A congressional panel reviewing the government’s $700 billion rescue of the financial sector questioned how the money is being spent and whether it’s helping homeowners avoid foreclosure.
In a report made public Wednesday, the Congressional Oversight Panel for Economic Stabilization questioned whether the Treasury Department’s shifting remedies constitute a strategic response to the crisis.
It was the latest critical assessment of the Troubled Asset Relief Program, the massive federal intervention into the nation’s financial system.
The public needs to know more about what Treasury thinks is behind the economy’s problems and how it’s trying to fix them, the report said.
The report comes as Democrats, including President-elect Barack Obama, insist that instead of simply injecting money into banks, the government must use the funds to halt rising foreclosures. Federal Reserve Chairman Ben Bernanke has predicted that foreclosures this year will reach about 2.25 million.
“In the macroeconomic sense, foreclosure reduction is an essential part of getting us out of the problem we’re in,” House Financial Services Committee Chairman Barney Frank, D-Mass., said Wednesday. “The refusal so far to use the money to that purpose has been I think a violation of the intent and undermines the ability to get the votes in this Congress to do things in the future.”
Frank made his comment as he opened a hearing on the bailout.
The 37-page oversight report offers no specific conclusions, but the questions suggest sharp disagreements with Treasury Secretary Henry Paulson’s stewardship of the program and echo some of the criticism raised in a Government Accountability Office audit of the program last week.
Gene Dodaro, acting comptroller general of the U.S., told lawmakers Wednesday that the GAO concluded that the government must toughen its monitoring of the bailout fund to ensure that banking institutions limit their top executives’ pay and comply with other restrictions. The auditors said the Treasury Department had no mechanism in place to track how institutions are using taxpayer money that the government injected into the banking system.
The tough reviews also come as the Bush administration is considering whether to seek access to the second half of the $700 billion fund. All but $15 billion of the first $350 billion has been allocated in the two months the program has been in place.
Neel Kashkari, director of the Treasury office that oversees the bailout program, told lawmakers at the hearing that Paulson has made no determination about whether to request tapping the remaining money. He said the Treasury department is keeping Obama’s economic team abreast of developments.
He defended the work of the program in the face of tough questions from lawmakers.

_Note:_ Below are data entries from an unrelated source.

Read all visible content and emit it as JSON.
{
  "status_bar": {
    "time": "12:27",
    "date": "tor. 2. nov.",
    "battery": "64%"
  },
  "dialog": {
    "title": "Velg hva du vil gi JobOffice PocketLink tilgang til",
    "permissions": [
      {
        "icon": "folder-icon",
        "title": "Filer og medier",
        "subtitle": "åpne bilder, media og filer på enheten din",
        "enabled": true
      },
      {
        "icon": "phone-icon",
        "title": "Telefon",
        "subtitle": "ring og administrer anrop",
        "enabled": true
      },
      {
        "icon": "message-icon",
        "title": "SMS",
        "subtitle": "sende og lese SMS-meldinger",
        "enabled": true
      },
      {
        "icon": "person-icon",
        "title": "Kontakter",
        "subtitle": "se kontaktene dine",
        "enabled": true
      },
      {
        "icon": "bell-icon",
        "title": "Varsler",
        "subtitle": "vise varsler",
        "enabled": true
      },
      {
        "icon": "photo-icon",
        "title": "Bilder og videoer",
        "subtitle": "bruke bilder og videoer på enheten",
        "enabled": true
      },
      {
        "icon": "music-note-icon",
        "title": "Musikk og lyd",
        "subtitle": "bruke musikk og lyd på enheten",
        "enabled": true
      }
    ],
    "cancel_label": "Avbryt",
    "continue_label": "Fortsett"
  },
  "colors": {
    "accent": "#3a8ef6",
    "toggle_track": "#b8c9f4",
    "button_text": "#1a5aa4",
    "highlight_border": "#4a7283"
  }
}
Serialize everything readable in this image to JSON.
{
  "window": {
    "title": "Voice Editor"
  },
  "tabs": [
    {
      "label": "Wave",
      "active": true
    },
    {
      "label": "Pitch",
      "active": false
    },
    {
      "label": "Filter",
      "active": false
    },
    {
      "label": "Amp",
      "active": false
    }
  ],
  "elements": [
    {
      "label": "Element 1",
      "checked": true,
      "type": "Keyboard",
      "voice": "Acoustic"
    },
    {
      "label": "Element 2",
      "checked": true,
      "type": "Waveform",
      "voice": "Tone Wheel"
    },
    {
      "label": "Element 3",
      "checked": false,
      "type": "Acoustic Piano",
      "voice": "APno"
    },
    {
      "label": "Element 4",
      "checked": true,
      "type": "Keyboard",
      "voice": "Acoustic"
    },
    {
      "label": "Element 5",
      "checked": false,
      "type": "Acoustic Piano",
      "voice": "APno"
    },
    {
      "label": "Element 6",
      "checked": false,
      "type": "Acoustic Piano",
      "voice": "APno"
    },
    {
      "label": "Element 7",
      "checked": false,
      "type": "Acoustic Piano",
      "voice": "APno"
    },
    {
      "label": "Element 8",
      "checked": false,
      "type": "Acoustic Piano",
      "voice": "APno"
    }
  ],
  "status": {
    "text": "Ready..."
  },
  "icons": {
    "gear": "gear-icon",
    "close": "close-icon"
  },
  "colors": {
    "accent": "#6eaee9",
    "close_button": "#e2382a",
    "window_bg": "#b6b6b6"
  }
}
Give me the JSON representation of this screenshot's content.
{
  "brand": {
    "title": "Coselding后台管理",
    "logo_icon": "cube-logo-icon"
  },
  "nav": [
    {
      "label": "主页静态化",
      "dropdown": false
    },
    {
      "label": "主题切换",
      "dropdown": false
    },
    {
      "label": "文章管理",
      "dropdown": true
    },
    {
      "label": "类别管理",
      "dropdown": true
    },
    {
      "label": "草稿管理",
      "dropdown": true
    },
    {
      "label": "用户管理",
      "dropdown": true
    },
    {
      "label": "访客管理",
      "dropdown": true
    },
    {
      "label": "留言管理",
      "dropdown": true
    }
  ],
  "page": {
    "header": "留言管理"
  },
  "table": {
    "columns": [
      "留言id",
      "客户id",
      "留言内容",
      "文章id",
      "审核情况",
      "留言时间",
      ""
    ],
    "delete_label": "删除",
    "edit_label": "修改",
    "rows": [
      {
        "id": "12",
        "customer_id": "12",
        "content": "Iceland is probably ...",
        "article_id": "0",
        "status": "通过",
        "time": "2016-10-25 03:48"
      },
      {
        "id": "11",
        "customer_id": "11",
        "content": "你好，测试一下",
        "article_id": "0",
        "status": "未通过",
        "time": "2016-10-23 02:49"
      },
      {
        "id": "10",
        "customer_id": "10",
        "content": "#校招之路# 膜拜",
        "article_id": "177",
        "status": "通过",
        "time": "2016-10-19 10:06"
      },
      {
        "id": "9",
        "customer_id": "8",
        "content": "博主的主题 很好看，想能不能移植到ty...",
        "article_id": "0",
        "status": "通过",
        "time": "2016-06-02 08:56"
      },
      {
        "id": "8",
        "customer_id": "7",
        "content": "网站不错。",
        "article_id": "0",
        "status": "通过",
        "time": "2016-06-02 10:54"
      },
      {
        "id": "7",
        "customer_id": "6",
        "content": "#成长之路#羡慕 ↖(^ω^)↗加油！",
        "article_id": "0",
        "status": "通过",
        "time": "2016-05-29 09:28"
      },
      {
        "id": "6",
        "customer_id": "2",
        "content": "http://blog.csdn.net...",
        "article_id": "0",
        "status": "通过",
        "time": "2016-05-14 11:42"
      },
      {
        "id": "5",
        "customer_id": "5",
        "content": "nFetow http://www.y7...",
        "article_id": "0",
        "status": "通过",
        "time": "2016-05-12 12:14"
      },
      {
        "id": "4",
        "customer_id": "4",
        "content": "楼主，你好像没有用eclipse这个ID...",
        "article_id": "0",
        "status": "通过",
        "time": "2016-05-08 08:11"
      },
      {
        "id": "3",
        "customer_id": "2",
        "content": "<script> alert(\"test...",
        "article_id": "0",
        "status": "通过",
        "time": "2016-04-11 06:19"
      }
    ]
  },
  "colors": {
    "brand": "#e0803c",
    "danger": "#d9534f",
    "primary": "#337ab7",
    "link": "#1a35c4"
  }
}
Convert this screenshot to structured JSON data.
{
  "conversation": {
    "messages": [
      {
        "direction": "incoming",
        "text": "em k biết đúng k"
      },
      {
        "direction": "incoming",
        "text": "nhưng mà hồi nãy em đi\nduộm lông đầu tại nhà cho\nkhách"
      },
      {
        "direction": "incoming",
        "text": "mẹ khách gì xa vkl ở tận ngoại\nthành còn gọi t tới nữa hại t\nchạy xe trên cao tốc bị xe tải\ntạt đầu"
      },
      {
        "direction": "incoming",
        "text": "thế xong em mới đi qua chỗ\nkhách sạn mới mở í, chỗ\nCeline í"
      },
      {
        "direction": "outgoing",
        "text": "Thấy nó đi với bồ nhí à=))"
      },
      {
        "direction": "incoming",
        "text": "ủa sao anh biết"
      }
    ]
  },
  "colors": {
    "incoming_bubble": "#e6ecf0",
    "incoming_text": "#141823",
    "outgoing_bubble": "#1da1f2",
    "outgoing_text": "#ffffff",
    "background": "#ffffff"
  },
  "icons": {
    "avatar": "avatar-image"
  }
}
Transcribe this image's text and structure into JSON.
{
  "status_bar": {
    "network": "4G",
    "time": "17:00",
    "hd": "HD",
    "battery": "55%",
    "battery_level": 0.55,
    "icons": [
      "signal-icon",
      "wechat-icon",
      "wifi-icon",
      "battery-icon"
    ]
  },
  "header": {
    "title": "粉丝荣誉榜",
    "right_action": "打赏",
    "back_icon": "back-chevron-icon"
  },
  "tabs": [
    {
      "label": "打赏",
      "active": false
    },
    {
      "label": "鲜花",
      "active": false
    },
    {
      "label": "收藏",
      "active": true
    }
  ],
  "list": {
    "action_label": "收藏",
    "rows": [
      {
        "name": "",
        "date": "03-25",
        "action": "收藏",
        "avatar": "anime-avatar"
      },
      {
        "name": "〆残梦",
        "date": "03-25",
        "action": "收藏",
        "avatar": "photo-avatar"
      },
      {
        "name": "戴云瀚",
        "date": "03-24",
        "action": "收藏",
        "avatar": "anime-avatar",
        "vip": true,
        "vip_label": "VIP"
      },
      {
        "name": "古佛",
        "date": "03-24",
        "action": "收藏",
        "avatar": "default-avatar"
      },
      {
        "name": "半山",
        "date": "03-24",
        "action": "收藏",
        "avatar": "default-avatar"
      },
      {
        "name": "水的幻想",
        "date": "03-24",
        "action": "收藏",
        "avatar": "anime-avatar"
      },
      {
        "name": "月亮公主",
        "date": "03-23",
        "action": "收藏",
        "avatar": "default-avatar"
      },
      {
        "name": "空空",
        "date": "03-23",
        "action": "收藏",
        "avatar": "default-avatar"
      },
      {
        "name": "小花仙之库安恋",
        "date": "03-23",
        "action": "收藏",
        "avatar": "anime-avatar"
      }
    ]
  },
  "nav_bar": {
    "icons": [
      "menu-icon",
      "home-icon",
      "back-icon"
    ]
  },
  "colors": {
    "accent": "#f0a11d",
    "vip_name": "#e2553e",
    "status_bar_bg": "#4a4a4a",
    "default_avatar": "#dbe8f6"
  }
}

“The system is fundamentally more stable than it was when Congress passed the legislation,” he said. Pressed by Rep. Maxine Waters, D-Calif, to put more resources into reducing foreclosures, he said: “Imagine how many foreclosures we would have if we had allowed the financial system to collapse.”
Still, he cautioned that economic anxieties are not helping ease the current credit crunch.
“As long as confidence is low, banks will remain cautious about extending credit, and consumers and businesses will remain cautious about taking on new loans themselves,” he said. “As confidence returns, we expect to see more credit extended.”
Much of the criticism aimed at Paulson centers on his decision to shift the program’s mission from purchasing troubled assets from banks and other financial institutions to infusing capital into banks by buying stakes in their equity.
“What is Treasury’s strategy?” asked the oversight panel, which is chaired by Harvard Law School professor Elizabeth Warren. “Is the strategy working to stabilize the markets?” and “Is the strategy helping to reduce foreclosures?” The draft presses the Treasury to answer those questions and more.
Rep. Jeb Hensarling of Texas, the panel’s only Republican, declined to sign the report. He said he had raised several concerns with the panel over access to resources and other issues that “have not yet been addressed.”
At one point the report notes that Congress is demanding that the auto industry restructure itself in exchange for $15 billion in bridge loans and challenges the Treasury to do the same with banks.
“Has Treasury required banks receiving aid to: Present a viable business plan; replace failed executives and/or directors; undertake internal reforms to prevent future crises, to increase oversight, and to ensure better accounting and transparency; undertake any other operational reforms?” it asks.